Earlier this year, consumer group SumOfUs launched an international ad campaign slamming Doritos and parent company PepsiCo for the ‘destruction of the rainforest’ and an ‘unsustainable use of palm oil’.
The campaign featured posters on UK buses and an online video, purposefully scheduled to undermine Dorito’s high-profile ‘Crash the Superbowl’ campaign.
The online video, called A Cheesy Love Story – The Ad Doritos Don’t Want You to See, has so far received over two million views on Youtube.
In response to the campaign, PepsiCo reaffirmed its commitment to 100% sustainable palm oil in 2015 and to zero-deforestation in its activities and sourcing, claiming “this latest public relations stunt, which is focused on fiction rather than facts, does nothing to foster positive dialogue or affect positive change. We find our policies effective and stand by them.”
A more successful campaign was the July 2014 campaign by Greenpeace lobbying Lego to cut ties with Shell over the company’s plans to drill under the Arctic.
The Lego: Everything is NOT awesome film played a parody of the hugely successful Lego Movie theme tune over pieces from the Lego City Arctic range being slowly swallowed by oil. It was viewed more than 6 million times.
Despite the partnership being 50 years old and 16 million of the Shell branded sets being sold, Lego announced in October that it would honour its current partnership deal started in 2011, but “as things currently stand we will not renew the contract with Shell when the present contract ends”.
Another Greenpeace campaign at the end of last year resulted in Pepsi True being pulled temporarily from sale on Amazon by PepsiCo rather than respond to critics. Environmentalists left thousands of poor reviews on the product questioning the company over its palm oil policy.

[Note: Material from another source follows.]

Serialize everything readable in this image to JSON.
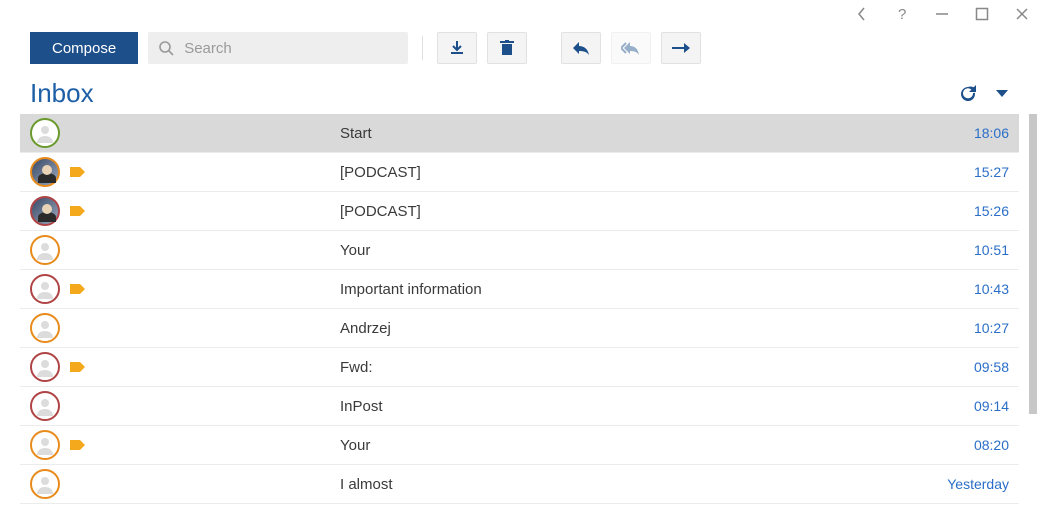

— Eoin Dubsky (@eoin) November 20, 2014
Public campaigns such as these – driven by social media – are forcing brands to be more transparent about their sustainability credentials.
5) It sparks global debates

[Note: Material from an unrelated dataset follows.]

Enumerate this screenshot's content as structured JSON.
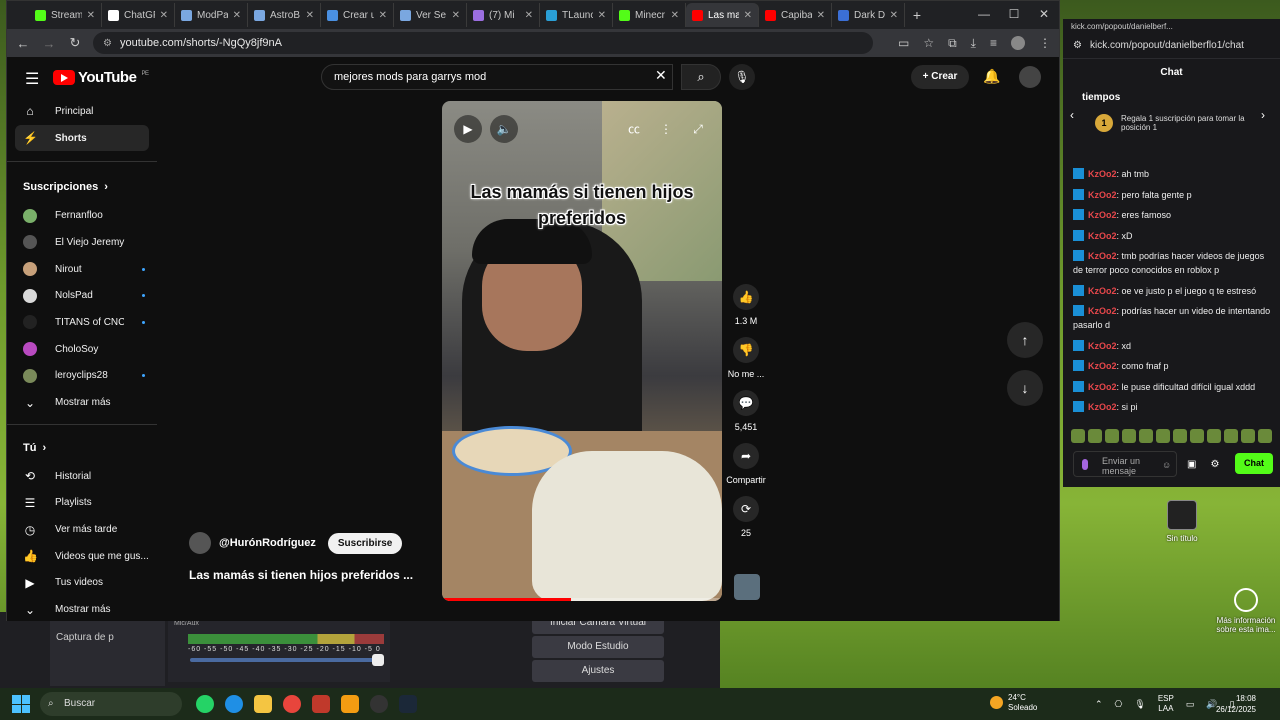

Twitter has opened up the floor to public debates where concerned customers can directly quiz business leaders, holding them account for businesses sustainability performances. One such conversation was held recently with Unilever’s chief sustainability officer Gail Klintworth on Unilever’s Sustainable Living Plan’s progress, challenges, what’s necessary to shift global & local consumer mindsets and more.
Q9: What have been some of the toughest roadblocks in influencing behavior change? #SustLiving
— TriplePundit.com (@triplepundit) May 17, 2013
A9a We need to continually embed our 5 levers (understood, easy, desirable, rewarding, habit) #sustliving
— Unilever News (@Unilever) May 17, 2013
Telecoms company BT held a Better Future Forum in July last year. The online discussion brought together the world’s leading thinkers to share and develop new strategies to help build a more sustainable future for everyone. Hundreds of experts from around the world explored the significant challenges in influencing consumer behaviour and the increasing opportunities for digital data and technology to help in tackling big societal issues. #Betterfutureforum had a twitter reach of 670,000 in one day.
Hopefully we will see some similar traction on social media before, during and after those crucial climate talks in Paris at the end of the year. #WatchThisSpace…
© Faversham House Ltd 2023 edie news articles may be copied or forwarded for individual use only. No other reproduction or distribution is permitted without prior written consent.